[Dataset excerpts]

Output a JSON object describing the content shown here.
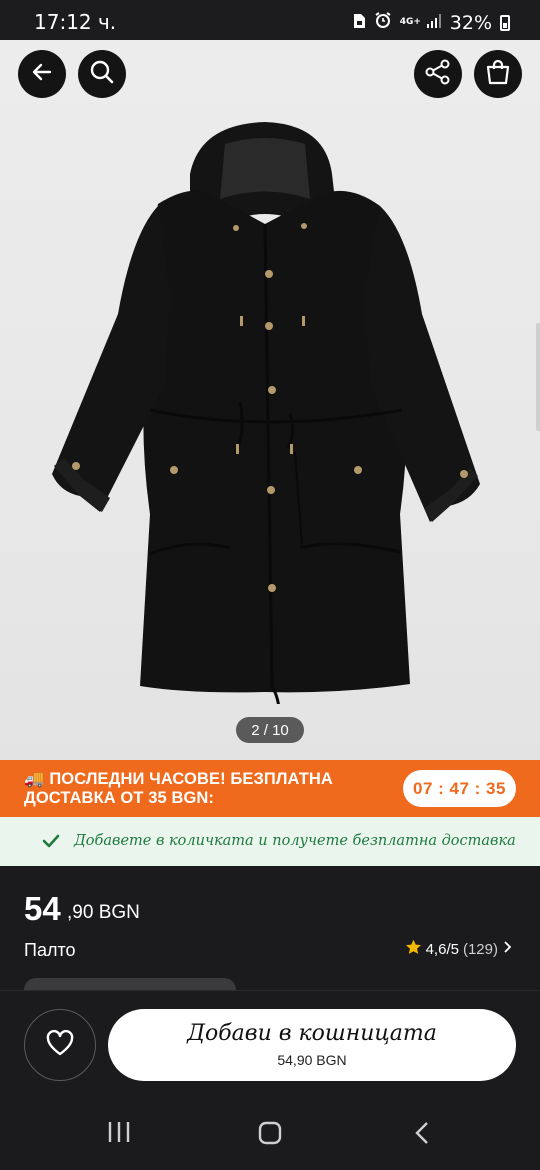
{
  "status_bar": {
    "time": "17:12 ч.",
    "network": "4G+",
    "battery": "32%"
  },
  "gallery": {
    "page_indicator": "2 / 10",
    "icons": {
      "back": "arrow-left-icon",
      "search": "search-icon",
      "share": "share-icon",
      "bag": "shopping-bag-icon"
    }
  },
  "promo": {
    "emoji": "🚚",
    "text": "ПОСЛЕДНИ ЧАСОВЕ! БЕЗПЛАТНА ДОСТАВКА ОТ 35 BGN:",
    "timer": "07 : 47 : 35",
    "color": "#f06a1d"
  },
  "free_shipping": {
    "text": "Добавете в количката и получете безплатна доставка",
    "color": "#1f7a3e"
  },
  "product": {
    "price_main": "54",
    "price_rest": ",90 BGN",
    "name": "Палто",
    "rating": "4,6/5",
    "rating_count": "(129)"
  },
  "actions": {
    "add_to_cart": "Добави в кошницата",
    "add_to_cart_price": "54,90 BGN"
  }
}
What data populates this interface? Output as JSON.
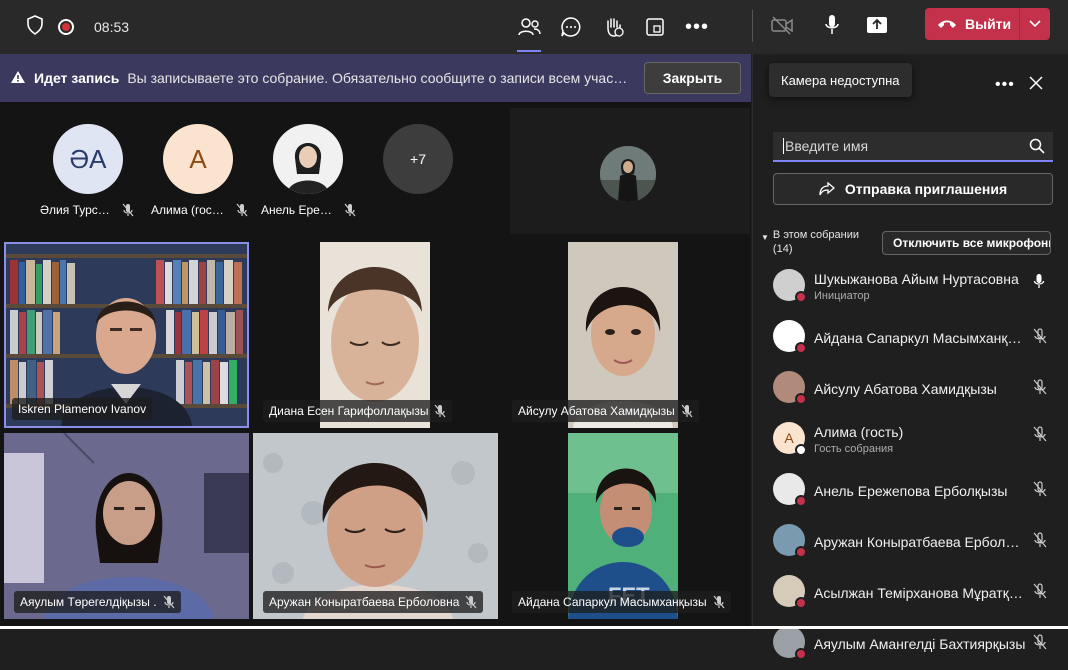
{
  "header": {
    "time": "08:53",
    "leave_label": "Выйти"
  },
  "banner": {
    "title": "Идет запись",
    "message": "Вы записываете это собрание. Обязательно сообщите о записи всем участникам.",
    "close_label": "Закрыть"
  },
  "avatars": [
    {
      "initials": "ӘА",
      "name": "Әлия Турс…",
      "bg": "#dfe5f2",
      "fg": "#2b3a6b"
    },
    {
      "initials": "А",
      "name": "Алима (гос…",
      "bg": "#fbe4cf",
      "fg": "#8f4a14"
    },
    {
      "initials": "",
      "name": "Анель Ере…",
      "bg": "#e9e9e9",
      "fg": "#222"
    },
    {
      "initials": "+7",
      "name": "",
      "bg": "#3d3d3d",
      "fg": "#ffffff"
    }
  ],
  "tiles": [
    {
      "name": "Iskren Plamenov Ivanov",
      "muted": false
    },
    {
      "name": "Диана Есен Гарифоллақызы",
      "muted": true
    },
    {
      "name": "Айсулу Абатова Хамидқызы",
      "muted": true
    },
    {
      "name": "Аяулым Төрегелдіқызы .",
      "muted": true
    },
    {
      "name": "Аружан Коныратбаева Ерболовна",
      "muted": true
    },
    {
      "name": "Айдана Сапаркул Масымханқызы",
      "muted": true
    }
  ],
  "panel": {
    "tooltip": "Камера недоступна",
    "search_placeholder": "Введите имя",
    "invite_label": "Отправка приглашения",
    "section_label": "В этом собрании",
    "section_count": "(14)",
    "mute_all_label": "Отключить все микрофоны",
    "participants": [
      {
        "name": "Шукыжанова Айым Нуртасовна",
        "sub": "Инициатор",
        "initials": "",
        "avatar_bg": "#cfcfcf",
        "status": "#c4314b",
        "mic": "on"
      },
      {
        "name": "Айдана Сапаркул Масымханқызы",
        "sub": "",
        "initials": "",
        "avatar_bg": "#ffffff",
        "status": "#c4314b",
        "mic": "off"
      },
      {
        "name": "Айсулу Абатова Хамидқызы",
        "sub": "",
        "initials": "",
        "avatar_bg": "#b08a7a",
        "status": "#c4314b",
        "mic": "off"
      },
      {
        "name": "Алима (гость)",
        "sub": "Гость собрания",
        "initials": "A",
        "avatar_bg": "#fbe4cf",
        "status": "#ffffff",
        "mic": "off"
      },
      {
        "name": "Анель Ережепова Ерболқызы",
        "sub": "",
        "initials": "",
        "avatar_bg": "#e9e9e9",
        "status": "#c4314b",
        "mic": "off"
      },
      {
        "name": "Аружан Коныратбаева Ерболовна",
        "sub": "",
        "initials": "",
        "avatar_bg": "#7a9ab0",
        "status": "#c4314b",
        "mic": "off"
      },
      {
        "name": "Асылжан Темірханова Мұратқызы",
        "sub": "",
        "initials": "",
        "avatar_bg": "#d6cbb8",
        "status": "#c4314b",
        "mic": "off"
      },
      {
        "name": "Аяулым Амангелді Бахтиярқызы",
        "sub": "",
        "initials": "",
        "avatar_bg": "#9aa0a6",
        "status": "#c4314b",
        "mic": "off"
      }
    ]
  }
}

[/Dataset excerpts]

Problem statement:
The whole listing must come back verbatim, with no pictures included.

Solved exercise:
Output a JSON object describing the content shown here.
{
  "status_bar": {
    "time": "17:12 ч.",
    "network": "4G+",
    "battery": "32%"
  },
  "gallery": {
    "page_indicator": "2 / 10",
    "icons": {
      "back": "arrow-left-icon",
      "search": "search-icon",
      "share": "share-icon",
      "bag": "shopping-bag-icon"
    }
  },
  "promo": {
    "emoji": "🚚",
    "text": "ПОСЛЕДНИ ЧАСОВЕ! БЕЗПЛАТНА ДОСТАВКА ОТ 35 BGN:",
    "timer": "07 : 47 : 35",
    "color": "#f06a1d"
  },
  "free_shipping": {
    "text": "Добавете в количката и получете безплатна доставка",
    "color": "#1f7a3e"
  },
  "product": {
    "price_main": "54",
    "price_rest": ",90 BGN",
    "name": "Палто",
    "rating": "4,6/5",
    "rating_count": "(129)"
  },
  "actions": {
    "add_to_cart": "Добави в кошницата",
    "add_to_cart_price": "54,90 BGN"
  }
}
What data populates this interface? Output as JSON.
{
  "header": {
    "time": "08:53",
    "leave_label": "Выйти"
  },
  "banner": {
    "title": "Идет запись",
    "message": "Вы записываете это собрание. Обязательно сообщите о записи всем участникам.",
    "close_label": "Закрыть"
  },
  "avatars": [
    {
      "initials": "ӘА",
      "name": "Әлия Турс…",
      "bg": "#dfe5f2",
      "fg": "#2b3a6b"
    },
    {
      "initials": "А",
      "name": "Алима (гос…",
      "bg": "#fbe4cf",
      "fg": "#8f4a14"
    },
    {
      "initials": "",
      "name": "Анель Ере…",
      "bg": "#e9e9e9",
      "fg": "#222"
    },
    {
      "initials": "+7",
      "name": "",
      "bg": "#3d3d3d",
      "fg": "#ffffff"
    }
  ],
  "tiles": [
    {
      "name": "Iskren Plamenov Ivanov",
      "muted": false
    },
    {
      "name": "Диана Есен Гарифоллақызы",
      "muted": true
    },
    {
      "name": "Айсулу Абатова Хамидқызы",
      "muted": true
    },
    {
      "name": "Аяулым Төрегелдіқызы .",
      "muted": true
    },
    {
      "name": "Аружан Коныратбаева Ерболовна",
      "muted": true
    },
    {
      "name": "Айдана Сапаркул Масымханқызы",
      "muted": true
    }
  ],
  "panel": {
    "tooltip": "Камера недоступна",
    "search_placeholder": "Введите имя",
    "invite_label": "Отправка приглашения",
    "section_label": "В этом собрании",
    "section_count": "(14)",
    "mute_all_label": "Отключить все микрофоны",
    "participants": [
      {
        "name": "Шукыжанова Айым Нуртасовна",
        "sub": "Инициатор",
        "initials": "",
        "avatar_bg": "#cfcfcf",
        "status": "#c4314b",
        "mic": "on"
      },
      {
        "name": "Айдана Сапаркул Масымханқызы",
        "sub": "",
        "initials": "",
        "avatar_bg": "#ffffff",
        "status": "#c4314b",
        "mic": "off"
      },
      {
        "name": "Айсулу Абатова Хамидқызы",
        "sub": "",
        "initials": "",
        "avatar_bg": "#b08a7a",
        "status": "#c4314b",
        "mic": "off"
      },
      {
        "name": "Алима (гость)",
        "sub": "Гость собрания",
        "initials": "A",
        "avatar_bg": "#fbe4cf",
        "status": "#ffffff",
        "mic": "off"
      },
      {
        "name": "Анель Ережепова Ерболқызы",
        "sub": "",
        "initials": "",
        "avatar_bg": "#e9e9e9",
        "status": "#c4314b",
        "mic": "off"
      },
      {
        "name": "Аружан Коныратбаева Ерболовна",
        "sub": "",
        "initials": "",
        "avatar_bg": "#7a9ab0",
        "status": "#c4314b",
        "mic": "off"
      },
      {
        "name": "Асылжан Темірханова Мұратқызы",
        "sub": "",
        "initials": "",
        "avatar_bg": "#d6cbb8",
        "status": "#c4314b",
        "mic": "off"
      },
      {
        "name": "Аяулым Амангелді Бахтиярқызы",
        "sub": "",
        "initials": "",
        "avatar_bg": "#9aa0a6",
        "status": "#c4314b",
        "mic": "off"
      }
    ]
  }
}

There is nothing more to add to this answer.